My take on this discussion is that I asked a pair of rather simple questions – for evidence that an ontological moral law really exists, and more importantly how it could be objectively known by us mere humans – and he basically drowned the discussion in obfuscations and digressions. But obviously, the only other person who's as biased as I am about this conversation is Randall. So, I'm posting the discussion here for your dissemination. The original post can be found here. It's all rather long, so if you're going to read it all you might want to whip up a sandwich first.
My comments are in standard font, and his are in italics.
You can't be serious. Scientific understanding of neurology and cognition have been quite frankly the only tools that have allowed us to discard antiquated philosophies of perception. Philosophy alone is inept at illuminating reality without a methodology by which to identify and discard erroneous propositions.
Okay, please provide a unified description from tree to my perceptual experience of seeing a tree. More specifically, what's going on between photons hitting the rods and cones of the eye leading to neural signals and my sense experience of seeing a tree?
I'm not a neuroscientist, so I'm not sure why you'd expect me to be able to detail such complex cognitive processes. But appealing to the mystery of these processes makes for a pretty weak case in arguing that science isn't integral to philosophical theories of mind. Do you think Aristotle would have bothered to formulate a theory of direct realism had he known what a photon is?
Well then you should read up in the philosophy of mind.I think you can do better than that. I might as well say that you should bone up on your neurology and cognitive science, like perhaps the book Philosophy in the Flesh.

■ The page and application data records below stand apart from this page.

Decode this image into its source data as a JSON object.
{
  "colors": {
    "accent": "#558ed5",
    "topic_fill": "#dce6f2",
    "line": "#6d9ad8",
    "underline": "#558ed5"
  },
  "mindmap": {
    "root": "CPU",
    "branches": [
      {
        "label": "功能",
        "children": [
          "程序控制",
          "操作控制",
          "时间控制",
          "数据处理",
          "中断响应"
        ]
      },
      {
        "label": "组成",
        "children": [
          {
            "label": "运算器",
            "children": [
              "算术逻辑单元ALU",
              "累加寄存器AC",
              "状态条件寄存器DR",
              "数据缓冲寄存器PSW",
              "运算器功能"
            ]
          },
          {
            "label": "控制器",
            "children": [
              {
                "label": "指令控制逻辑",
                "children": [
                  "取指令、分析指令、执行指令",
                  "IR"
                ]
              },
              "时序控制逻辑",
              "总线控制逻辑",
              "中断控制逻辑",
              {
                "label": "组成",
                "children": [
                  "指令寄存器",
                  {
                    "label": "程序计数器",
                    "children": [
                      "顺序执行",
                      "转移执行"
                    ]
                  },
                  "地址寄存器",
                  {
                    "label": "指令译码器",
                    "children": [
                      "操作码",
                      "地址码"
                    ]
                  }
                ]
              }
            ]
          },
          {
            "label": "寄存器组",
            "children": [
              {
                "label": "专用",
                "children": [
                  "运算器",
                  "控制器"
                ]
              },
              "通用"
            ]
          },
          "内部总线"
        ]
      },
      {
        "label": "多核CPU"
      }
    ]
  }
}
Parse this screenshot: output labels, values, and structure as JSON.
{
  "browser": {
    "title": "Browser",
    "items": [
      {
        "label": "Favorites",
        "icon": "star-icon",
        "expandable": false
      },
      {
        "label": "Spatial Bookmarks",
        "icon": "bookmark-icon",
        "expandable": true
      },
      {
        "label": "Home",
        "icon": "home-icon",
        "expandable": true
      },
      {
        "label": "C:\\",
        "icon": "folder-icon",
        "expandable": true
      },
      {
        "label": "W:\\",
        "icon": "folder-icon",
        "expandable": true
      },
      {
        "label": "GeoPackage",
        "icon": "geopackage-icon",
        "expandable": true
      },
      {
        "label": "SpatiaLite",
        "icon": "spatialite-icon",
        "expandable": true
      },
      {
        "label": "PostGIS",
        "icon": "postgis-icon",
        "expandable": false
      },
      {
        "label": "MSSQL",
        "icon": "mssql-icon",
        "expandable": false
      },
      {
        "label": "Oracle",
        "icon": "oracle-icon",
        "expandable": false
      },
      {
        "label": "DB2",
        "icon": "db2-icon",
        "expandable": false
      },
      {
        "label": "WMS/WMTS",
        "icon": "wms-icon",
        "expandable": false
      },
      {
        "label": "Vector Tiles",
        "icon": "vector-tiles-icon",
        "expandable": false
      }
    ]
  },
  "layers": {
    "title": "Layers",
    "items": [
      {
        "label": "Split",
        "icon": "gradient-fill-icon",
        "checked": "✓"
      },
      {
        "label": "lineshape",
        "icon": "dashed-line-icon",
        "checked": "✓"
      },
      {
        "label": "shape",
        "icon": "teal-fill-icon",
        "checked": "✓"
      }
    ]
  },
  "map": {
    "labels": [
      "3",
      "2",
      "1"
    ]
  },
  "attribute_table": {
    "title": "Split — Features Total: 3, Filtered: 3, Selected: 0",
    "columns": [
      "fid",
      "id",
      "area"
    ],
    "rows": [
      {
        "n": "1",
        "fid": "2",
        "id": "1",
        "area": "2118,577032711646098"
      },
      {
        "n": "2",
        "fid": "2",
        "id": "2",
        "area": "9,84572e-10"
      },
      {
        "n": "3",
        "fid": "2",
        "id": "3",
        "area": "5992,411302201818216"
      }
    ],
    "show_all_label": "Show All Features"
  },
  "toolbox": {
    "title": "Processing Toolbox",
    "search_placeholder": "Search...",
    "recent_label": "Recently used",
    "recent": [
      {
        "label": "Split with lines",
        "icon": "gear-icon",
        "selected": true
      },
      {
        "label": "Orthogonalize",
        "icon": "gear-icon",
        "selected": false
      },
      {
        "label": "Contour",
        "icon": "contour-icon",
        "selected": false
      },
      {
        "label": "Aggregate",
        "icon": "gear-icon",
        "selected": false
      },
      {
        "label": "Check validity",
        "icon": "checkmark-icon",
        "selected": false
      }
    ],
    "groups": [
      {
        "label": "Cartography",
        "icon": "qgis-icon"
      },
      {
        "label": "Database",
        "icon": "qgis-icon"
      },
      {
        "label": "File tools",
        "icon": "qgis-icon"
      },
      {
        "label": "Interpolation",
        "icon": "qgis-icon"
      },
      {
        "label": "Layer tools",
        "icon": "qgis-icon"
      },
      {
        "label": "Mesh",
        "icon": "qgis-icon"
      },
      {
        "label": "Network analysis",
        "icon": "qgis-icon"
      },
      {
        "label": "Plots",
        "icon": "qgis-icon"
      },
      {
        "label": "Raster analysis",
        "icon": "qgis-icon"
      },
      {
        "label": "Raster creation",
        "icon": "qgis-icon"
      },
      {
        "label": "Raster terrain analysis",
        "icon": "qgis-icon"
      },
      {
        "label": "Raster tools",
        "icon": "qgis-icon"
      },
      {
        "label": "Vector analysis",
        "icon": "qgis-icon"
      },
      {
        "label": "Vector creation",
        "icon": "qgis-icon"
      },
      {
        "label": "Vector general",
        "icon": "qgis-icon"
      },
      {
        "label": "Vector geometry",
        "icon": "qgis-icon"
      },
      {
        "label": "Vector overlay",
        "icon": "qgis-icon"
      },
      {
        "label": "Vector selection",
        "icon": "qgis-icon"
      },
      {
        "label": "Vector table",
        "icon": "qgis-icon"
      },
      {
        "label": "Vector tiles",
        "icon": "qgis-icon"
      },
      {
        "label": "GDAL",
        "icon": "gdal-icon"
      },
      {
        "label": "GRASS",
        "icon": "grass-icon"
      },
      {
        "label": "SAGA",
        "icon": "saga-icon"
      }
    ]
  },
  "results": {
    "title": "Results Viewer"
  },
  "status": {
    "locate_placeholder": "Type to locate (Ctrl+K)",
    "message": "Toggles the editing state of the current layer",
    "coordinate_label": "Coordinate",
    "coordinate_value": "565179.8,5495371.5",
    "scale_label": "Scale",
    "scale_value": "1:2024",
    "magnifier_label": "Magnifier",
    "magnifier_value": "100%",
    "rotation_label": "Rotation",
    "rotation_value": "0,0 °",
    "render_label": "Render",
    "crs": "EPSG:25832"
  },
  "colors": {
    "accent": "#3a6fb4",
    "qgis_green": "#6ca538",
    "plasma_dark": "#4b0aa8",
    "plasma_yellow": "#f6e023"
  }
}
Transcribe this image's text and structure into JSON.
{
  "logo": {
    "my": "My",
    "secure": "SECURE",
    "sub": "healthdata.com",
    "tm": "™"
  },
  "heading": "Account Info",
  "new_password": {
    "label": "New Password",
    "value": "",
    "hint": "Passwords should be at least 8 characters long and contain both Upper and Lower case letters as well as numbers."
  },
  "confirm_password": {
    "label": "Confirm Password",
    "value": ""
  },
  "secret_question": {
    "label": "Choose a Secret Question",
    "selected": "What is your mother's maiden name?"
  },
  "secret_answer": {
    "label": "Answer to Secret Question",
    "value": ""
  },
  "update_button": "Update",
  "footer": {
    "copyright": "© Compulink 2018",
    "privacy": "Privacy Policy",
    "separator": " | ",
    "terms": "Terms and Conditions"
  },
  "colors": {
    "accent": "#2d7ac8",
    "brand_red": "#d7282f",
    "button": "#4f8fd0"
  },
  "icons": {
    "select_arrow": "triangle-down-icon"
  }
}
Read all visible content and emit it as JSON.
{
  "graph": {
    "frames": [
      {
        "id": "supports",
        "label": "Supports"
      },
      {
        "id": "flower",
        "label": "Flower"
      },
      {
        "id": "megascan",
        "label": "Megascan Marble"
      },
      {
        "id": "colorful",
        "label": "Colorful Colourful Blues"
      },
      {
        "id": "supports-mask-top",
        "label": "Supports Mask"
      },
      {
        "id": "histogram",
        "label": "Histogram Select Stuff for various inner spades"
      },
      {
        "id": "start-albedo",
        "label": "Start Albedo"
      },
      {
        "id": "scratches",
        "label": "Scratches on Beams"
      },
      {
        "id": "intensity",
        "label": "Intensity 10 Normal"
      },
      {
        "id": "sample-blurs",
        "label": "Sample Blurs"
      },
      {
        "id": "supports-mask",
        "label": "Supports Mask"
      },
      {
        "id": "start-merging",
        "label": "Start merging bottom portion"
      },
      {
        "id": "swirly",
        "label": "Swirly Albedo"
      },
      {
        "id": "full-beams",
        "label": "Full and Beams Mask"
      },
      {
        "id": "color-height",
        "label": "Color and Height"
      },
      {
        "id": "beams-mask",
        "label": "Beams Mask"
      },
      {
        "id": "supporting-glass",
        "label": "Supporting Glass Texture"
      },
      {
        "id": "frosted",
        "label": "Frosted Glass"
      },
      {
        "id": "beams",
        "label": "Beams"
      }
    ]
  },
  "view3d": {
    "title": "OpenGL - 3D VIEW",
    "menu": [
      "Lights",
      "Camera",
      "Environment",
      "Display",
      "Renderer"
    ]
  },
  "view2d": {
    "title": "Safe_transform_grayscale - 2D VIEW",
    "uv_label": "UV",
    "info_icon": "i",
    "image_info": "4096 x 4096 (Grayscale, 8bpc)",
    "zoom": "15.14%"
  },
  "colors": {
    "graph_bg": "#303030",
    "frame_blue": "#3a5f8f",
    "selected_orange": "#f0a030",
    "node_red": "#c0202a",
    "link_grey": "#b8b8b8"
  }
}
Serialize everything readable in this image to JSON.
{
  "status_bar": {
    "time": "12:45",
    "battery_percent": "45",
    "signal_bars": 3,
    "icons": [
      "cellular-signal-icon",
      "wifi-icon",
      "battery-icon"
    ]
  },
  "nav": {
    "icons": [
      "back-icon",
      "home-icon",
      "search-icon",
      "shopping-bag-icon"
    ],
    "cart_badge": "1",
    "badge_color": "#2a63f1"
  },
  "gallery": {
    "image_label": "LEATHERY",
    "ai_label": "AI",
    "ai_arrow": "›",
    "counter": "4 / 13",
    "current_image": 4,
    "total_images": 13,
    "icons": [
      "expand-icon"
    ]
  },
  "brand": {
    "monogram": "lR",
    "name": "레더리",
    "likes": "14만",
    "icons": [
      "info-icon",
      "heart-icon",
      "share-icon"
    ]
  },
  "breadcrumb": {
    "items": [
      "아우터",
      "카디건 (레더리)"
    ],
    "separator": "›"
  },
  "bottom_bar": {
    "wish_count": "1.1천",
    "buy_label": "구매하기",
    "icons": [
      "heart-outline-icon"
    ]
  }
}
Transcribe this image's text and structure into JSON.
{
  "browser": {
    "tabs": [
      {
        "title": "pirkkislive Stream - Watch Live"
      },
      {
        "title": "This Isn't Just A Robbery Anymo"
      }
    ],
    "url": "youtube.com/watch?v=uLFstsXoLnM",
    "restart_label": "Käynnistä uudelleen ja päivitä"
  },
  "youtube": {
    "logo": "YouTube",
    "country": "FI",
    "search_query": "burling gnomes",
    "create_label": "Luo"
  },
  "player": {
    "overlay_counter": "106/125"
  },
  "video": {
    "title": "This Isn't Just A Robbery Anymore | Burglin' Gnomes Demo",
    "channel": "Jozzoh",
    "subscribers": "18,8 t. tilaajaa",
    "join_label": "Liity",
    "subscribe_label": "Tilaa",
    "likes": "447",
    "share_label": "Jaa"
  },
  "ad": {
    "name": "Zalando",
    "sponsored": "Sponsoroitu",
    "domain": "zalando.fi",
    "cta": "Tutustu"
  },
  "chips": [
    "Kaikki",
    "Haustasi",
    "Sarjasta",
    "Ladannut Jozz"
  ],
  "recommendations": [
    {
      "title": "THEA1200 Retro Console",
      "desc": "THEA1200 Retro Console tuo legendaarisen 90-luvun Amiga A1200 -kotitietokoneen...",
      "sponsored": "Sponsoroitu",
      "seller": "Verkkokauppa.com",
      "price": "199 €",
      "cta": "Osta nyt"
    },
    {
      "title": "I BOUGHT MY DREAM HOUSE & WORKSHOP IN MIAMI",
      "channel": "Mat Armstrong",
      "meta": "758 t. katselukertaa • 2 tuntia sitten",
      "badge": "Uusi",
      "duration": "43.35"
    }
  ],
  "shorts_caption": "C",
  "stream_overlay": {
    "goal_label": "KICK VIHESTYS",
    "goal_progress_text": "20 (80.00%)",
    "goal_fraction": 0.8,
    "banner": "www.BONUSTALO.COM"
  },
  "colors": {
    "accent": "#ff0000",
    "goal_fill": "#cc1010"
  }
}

What I pointed out is that objecting to moral perception or rationalFortunately for me, that wasn't my objection.
intuition because we lack a satisfactory account of how we perceive
morally or rationally is illegitimate unless you also want to reject
sense perception because we lack a satisfactory account of how we sense
Rather, my objection is that the internal coherency of your rational intuition is insufficient to make inferences about the objective nature of reality.
Given your background in philosophy, I presume you're familiar with the isolation objection to coherentism. This simply says that a belief can be internally logically consistent yet still not actually reflect reality. I think that is the problem your arguments face.
A reader of my blog brought a great article to my attention from the site Less Wrong that I think highlights the point I am trying to make, more eloquently than I'm capable of doing. A relevant quote:
Before you can question your intuitions, you have to realize that what your mind's eye is looking at is an intuition—some cognitive algorithm, as seen from the inside—rather than a direct perception of the Way Things Really Are.
People cling to their intuitions, I think, not so much because they believe their cognitive algorithms are perfectly reliable, but because they can't see their intuitions as the way their cognitive algorithms happen to look from the inside.This is what I'm talking about when I say that science often reveals reality to be counter-intuitive. What philosopher, for example, could have ever used rational intuition to infer the bizarre behavior of subatomic particles, or the relativity of simultaneity? I think you're making a fundamental error by getting caught up in the internal coherency of your beliefs while putting too much stock in your "rational intuitions". Reality has no obligation to conform to the necessarily limited cognitive models of reality our brains construct. Without some "direct perception of the Way Things Really Are", as the article says, it's fallacious to assume that your rational intuition alone can allow you make reliable inferences about the objective nature of reality.
That is why you can't use rational intuition and logical inference to establish the existence of an objective moral law. Reality just doesn't work that way.
In any case, I think for my part this discussion has run its course, though I'd be happy to hear any closing thoughts you might have.
Oh! Here's the article: